Answer with a bare number: the count of lines in the records below that have the word "options".
· · · ·
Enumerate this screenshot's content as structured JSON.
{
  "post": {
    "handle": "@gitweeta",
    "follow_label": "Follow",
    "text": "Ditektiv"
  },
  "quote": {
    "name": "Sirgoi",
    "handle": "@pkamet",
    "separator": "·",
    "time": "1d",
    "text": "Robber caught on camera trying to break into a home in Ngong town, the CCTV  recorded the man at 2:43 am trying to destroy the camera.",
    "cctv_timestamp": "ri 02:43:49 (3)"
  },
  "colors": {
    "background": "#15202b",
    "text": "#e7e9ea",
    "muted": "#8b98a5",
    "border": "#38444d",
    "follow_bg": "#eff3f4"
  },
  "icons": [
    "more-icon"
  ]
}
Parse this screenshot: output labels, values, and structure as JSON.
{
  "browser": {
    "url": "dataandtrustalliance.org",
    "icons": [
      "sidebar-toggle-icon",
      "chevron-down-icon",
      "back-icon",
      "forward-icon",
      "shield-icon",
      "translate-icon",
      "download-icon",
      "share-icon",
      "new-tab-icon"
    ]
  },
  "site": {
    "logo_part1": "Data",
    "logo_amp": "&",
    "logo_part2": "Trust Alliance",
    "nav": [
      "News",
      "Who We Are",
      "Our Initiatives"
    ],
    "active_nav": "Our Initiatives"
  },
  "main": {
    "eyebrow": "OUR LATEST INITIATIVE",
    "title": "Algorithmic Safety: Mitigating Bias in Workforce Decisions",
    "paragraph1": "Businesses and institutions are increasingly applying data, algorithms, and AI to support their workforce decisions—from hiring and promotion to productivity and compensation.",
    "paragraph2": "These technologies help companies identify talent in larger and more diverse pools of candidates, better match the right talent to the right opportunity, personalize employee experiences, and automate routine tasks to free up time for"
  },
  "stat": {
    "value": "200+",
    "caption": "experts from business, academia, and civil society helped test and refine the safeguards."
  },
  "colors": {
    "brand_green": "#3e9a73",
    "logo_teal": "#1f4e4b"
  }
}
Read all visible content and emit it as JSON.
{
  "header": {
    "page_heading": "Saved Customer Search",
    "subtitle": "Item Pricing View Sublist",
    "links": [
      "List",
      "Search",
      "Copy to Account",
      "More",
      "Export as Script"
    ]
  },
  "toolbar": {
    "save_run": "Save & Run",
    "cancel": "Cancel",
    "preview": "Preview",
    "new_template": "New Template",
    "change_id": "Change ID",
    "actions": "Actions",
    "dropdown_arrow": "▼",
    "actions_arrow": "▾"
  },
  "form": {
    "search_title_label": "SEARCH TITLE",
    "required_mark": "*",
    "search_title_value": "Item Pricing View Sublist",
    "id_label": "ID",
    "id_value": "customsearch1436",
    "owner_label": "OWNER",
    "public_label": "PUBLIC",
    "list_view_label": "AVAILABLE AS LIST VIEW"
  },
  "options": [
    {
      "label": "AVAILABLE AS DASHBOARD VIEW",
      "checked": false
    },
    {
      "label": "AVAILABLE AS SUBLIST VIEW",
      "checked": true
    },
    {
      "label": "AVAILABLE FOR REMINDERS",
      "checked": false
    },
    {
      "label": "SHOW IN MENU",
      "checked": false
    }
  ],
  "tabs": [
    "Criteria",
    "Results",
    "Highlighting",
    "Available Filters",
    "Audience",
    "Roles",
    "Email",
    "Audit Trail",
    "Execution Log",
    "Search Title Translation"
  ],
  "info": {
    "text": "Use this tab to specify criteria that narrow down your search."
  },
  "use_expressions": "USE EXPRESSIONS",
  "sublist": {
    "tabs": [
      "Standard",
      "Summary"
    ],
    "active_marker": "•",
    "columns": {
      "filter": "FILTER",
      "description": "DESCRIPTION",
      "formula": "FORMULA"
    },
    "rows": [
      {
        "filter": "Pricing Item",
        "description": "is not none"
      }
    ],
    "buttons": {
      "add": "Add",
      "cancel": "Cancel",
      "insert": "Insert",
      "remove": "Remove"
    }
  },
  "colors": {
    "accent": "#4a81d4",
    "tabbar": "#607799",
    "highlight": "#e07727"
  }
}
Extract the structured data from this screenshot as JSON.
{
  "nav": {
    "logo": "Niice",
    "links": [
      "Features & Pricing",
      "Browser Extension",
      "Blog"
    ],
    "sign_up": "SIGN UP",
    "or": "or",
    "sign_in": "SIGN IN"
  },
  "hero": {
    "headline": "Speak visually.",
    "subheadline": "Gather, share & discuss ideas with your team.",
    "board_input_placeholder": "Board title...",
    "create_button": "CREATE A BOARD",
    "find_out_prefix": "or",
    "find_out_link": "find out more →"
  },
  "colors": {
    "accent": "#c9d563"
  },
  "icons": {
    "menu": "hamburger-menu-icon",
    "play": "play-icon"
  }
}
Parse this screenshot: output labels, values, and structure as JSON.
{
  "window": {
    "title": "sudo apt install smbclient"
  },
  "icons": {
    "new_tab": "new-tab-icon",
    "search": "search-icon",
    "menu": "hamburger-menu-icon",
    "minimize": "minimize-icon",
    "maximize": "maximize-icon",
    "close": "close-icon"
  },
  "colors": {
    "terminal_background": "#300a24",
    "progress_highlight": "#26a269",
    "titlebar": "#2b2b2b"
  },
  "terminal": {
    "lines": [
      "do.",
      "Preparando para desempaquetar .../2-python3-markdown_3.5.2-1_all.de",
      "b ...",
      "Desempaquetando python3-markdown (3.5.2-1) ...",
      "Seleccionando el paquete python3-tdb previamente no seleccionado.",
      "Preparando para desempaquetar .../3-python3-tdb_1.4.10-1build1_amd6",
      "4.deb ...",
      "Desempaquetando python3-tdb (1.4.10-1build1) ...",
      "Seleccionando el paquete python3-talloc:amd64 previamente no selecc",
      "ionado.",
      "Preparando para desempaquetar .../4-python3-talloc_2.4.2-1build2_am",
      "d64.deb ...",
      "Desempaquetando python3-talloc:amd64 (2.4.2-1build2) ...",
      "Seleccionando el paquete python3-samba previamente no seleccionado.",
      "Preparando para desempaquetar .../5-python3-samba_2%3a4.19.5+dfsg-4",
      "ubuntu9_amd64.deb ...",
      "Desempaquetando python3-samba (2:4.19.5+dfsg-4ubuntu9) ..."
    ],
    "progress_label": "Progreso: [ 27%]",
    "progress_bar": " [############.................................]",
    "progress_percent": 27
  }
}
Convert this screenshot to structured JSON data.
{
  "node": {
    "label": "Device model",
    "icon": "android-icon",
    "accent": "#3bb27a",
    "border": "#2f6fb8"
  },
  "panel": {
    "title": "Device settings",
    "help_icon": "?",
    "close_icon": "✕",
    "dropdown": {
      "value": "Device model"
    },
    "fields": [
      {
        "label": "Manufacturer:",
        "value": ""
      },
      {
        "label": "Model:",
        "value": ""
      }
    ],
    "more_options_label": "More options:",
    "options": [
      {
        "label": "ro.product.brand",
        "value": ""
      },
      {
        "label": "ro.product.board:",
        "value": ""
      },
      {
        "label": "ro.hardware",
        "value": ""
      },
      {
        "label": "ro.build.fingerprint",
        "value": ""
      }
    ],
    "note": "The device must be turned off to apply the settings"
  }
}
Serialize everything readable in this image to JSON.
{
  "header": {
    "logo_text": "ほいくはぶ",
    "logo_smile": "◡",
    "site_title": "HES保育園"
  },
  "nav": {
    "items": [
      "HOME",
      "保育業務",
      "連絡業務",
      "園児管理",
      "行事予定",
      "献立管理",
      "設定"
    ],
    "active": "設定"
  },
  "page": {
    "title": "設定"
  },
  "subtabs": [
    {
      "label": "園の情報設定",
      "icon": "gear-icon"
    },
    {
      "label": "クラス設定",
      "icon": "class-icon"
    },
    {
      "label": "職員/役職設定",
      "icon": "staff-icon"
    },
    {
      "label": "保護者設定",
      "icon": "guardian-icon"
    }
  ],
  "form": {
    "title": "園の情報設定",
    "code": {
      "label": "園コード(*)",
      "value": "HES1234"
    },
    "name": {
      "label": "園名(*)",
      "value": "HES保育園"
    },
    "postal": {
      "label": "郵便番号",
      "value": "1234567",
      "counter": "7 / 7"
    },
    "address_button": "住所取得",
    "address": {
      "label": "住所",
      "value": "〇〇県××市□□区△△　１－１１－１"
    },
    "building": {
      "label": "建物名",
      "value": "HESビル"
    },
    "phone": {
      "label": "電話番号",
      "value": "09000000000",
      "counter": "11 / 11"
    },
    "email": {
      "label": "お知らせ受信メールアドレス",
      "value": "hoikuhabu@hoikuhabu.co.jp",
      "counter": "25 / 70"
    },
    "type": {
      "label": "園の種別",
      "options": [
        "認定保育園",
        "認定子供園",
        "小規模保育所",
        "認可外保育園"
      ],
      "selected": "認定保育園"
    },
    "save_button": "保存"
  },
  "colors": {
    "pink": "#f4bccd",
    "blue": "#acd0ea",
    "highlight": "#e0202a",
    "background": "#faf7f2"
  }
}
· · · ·
— Solution below —
4